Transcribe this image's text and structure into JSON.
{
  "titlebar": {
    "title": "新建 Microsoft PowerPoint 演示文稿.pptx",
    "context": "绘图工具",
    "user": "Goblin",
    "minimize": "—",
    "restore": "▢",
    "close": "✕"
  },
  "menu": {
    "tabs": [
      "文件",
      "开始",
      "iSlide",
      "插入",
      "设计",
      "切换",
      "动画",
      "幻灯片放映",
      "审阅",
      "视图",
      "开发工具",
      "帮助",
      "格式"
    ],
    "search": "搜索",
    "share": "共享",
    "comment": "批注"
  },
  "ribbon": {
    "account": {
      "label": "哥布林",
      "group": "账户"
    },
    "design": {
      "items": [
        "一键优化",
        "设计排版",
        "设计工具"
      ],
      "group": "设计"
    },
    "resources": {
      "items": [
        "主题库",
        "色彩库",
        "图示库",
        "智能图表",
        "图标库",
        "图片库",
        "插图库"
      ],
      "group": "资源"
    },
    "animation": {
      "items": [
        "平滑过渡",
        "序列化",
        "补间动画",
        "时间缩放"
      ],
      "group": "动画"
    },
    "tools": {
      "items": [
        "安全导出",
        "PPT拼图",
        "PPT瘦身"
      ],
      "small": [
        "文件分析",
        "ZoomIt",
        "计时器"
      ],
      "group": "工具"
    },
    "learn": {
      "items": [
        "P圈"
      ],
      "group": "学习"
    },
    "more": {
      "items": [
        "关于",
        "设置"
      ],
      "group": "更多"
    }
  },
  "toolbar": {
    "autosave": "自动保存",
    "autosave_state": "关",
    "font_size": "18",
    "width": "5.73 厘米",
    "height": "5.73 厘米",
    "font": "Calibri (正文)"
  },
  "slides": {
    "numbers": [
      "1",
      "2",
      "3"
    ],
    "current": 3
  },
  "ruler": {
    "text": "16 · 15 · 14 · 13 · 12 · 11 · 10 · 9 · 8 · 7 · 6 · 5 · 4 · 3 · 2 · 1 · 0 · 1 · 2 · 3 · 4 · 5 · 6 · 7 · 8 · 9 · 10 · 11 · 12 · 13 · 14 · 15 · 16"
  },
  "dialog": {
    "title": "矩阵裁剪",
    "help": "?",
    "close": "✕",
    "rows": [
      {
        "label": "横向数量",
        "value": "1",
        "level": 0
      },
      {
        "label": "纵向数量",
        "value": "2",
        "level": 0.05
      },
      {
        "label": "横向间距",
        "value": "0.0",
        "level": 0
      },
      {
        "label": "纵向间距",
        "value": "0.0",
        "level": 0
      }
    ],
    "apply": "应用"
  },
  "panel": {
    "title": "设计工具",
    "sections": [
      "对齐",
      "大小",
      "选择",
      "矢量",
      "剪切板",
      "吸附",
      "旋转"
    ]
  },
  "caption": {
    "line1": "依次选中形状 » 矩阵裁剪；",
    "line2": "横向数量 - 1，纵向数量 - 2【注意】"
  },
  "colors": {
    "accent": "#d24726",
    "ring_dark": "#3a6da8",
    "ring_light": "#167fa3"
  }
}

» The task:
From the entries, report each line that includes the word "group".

» Solution for this problem:
      "group": "账户"
      "group": "设计"
      "group": "资源"
      "group": "动画"
      "group": "工具"
      "group": "学习"
      "group": "更多"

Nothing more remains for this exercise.